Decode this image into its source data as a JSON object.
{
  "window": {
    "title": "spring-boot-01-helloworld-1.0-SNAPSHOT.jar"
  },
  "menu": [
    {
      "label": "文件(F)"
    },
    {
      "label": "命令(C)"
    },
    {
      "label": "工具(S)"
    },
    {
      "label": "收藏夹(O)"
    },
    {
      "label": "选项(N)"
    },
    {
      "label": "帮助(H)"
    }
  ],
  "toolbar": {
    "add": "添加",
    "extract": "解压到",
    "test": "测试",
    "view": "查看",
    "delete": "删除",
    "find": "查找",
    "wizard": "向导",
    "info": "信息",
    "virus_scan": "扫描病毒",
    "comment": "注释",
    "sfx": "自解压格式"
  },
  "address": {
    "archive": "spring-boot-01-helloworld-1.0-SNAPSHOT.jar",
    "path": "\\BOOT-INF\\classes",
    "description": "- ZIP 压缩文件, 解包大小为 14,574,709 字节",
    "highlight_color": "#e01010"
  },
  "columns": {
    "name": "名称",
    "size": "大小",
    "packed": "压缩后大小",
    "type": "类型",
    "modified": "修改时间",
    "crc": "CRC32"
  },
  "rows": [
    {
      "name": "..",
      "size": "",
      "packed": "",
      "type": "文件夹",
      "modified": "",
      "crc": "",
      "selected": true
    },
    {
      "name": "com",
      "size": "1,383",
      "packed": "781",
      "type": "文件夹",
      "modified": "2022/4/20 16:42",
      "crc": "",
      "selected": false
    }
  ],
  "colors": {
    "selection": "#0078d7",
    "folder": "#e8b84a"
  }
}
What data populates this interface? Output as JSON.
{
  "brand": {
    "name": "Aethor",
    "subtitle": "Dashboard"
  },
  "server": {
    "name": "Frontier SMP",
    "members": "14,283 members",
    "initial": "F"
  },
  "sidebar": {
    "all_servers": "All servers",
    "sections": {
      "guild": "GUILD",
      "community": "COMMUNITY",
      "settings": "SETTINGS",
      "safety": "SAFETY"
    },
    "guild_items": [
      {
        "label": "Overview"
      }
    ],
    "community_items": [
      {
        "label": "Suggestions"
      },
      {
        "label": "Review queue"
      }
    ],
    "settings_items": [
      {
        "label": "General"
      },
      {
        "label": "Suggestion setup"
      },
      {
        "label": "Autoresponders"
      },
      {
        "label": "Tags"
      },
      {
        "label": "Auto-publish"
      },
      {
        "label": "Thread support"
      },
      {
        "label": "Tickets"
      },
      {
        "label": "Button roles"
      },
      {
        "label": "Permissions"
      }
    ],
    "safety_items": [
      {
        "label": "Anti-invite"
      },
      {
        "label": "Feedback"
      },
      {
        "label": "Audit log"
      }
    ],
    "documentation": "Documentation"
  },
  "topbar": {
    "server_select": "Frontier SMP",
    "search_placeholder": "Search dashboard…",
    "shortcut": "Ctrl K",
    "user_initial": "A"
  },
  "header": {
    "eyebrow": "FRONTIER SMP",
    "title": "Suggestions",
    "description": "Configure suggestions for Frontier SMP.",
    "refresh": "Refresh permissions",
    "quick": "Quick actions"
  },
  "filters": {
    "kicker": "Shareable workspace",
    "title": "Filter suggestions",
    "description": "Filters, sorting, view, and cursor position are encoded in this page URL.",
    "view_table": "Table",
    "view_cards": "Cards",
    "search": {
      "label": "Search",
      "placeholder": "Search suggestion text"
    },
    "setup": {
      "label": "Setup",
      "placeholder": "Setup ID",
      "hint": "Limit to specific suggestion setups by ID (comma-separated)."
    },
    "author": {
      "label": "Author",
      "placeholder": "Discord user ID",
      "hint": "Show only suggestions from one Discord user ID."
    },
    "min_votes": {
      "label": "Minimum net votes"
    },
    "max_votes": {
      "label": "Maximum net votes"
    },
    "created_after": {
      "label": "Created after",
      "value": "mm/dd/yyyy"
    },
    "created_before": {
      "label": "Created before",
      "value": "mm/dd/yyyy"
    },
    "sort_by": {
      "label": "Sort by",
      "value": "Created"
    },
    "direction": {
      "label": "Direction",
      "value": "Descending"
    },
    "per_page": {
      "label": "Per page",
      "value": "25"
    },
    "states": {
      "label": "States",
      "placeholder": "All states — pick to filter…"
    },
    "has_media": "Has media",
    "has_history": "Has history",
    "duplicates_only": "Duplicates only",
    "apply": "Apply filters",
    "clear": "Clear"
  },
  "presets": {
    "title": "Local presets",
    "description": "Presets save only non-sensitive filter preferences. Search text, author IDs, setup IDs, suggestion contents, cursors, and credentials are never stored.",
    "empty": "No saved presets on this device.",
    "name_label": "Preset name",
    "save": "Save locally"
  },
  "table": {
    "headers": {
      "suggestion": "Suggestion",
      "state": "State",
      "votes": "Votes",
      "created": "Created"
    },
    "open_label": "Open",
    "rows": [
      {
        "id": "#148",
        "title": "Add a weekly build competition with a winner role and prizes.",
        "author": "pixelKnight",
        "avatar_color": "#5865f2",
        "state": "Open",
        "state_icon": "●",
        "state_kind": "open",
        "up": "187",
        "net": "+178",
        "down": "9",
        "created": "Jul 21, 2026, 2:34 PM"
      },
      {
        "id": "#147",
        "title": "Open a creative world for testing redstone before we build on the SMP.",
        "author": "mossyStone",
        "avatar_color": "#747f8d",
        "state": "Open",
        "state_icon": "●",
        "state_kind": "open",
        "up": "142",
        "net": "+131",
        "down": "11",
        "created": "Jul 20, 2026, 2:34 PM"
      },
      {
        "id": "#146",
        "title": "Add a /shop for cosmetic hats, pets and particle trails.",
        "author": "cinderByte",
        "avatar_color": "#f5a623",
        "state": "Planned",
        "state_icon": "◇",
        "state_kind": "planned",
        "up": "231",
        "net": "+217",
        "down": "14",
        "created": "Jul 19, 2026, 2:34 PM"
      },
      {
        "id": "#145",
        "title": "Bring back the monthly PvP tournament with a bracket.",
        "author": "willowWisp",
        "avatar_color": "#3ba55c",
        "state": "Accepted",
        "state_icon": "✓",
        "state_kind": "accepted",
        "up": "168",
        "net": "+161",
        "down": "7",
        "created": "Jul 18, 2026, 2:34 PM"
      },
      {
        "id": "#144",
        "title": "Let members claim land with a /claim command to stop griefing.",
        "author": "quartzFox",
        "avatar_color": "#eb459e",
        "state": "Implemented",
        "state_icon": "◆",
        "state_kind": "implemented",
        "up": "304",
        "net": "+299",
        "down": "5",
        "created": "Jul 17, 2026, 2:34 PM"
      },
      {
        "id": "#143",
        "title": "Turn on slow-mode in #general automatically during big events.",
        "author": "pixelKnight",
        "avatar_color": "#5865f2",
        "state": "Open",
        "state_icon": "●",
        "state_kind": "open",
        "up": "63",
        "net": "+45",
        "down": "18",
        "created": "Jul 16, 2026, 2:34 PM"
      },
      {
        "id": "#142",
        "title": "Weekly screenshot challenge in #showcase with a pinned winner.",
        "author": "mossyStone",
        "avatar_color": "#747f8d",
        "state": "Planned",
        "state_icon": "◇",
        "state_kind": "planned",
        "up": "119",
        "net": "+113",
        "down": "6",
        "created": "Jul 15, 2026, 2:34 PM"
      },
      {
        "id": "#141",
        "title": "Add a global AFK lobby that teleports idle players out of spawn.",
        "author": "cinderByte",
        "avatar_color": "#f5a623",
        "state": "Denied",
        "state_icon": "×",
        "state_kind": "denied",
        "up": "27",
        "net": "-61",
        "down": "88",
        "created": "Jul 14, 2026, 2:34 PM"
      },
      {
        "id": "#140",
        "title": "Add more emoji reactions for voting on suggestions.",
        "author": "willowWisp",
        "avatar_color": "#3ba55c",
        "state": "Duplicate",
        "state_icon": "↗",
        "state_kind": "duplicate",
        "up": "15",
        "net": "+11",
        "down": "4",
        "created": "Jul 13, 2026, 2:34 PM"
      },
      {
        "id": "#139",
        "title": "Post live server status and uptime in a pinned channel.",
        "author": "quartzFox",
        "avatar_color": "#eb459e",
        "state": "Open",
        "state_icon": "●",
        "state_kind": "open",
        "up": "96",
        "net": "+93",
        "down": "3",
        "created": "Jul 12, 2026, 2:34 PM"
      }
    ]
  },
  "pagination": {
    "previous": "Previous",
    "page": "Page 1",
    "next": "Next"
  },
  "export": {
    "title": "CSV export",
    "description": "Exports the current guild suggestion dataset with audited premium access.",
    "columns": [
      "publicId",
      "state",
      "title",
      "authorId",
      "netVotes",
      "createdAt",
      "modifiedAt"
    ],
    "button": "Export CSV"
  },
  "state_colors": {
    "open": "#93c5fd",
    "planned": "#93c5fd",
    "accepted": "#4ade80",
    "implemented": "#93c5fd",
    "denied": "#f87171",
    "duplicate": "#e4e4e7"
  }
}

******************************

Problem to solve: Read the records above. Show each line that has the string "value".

Response for this exercise:
      "value": "mm/dd/yyyy"
      "value": "mm/dd/yyyy"
      "value": "Created"
      "value": "Descending"
      "value": "25"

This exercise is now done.